In a move that has potential to become a “depends on what the definition of ‘is’
is” moment for the current administration, Donald Trump said Tuesday that when he asserted at a Monday press conference with Vladimir Putin that he saw no reason why Russia would have stolen and leaked Democrats’ emails during the 2016 election cycle, what he had actually meant to say was the opposite of that.
The claim was made during a public meeting with House Republicans; here it is verbatim:
I thought that I made myself very clear by having just reviewed the transcripts—I have to say, I came back and I said, “what is going on, what is the big deal?” So I got a transcript, I reviewed it, I actually went out and reviewed a clip of an answer that I gave, and I realized there is a need for some clarification. It should have been obvious, I thought it would be obvious, but I would like to clarify just in case it wasn’t. In a key sentence in my remarks I said the word would instead of wouldn’t. The sentence should have been, “I don’t see any reason why I wouldn’t,” or “why it wouldn’t be Russia.” So just to repeat it, I said the word would instead of wouldn’t. And the sentence should have been, and I thought I would be maybe a little bit unclear on the transcript or unclear on the actual video [ed.: ?], the sentence should have been, “I don’t see any reason why it wouldn’t be Russia.” So sort of a double negative. So you can put that in, and I think that probably clarifies things pretty good by itself.
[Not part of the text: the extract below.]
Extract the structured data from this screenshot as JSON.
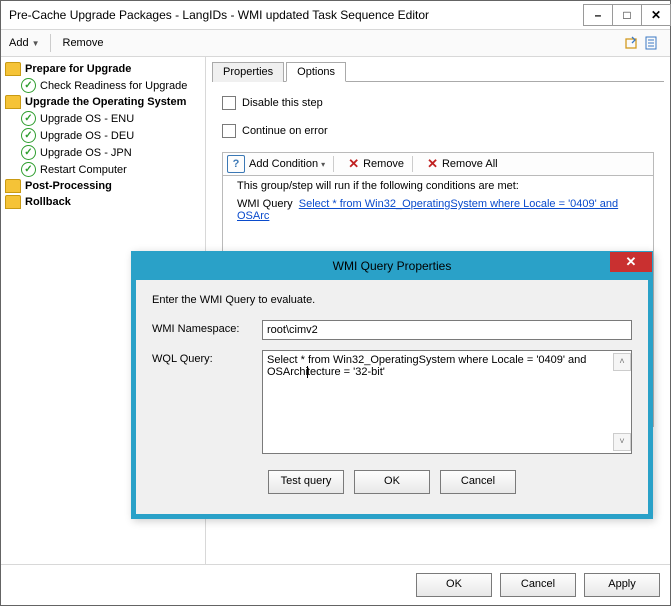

This explanation, however, is dubious given that when Trump, on Monday, said “I don’t see any reason why it would be [Russia],” he did so in the midst of an answer that raised various debunked theories as to why Russia might have been falsely accused, characterized Putin’s denial of involvement as “extremely strong and powerful,” and praised the Russian leader for having made an absurd O.J.-finding-the-real-killer-esque offer to help investigate the matter alongside special counsel Robert Mueller. Here’s that Monday answer:
So let me just say we have two thoughts. We have groups that are wondering why the FBI never took the server. Why haven’t they taken the server? Why was the FBI told to leave the office of the Democratic National Committee? I’ve been wondering that. I’ve been asking that for months and months and tweeting it out and calling it out on social media. Where is the server? I want to know, where is the server, and what is the server saying? With that being said, all I can do is ask the question, my people came to me, [director of national intelligence] Dan Coats came to me, and some others, they said, they think it’s Russia. I have President Putin. He just said it’s not Russia. I will say this. I don’t see any reason why it would be, but I really do want to see the server, but I have—I have confidence in both parties. I really believe that this will probably go on for a while, but I don’t think it can go on without finding out what happened to the server. What happened to the servers of the Pakistani gentleman that worked on the DNC. Where are those servers? They’re missing. Where are they? What happened to Hillary Clinton’s e-mails? 33,000 e-mails gone, just gone. I think in Russia they wouldn’t be gone so easily. I think it’s a disgrace we can’t get Hillary Clinton’s 33,000 e-mails. So I have great confidence in my intelligence people, but I will tell you that President Putin was extremely strong and powerful in his denial today. And what he did, is an incredible offer. He offered to have the people working on the case come and work with their investigators, with respect to the 12 people. I think that’s an incredible offer.
Also noteworthy from Tuesday’s event: After reading the phrase “I accept our intelligence community’s conclusion that Russia’s meddling in the 2016 election took place” from prepared remarks, Trump added that “It could be other people, also. There are lots of people out there.” Good stuff.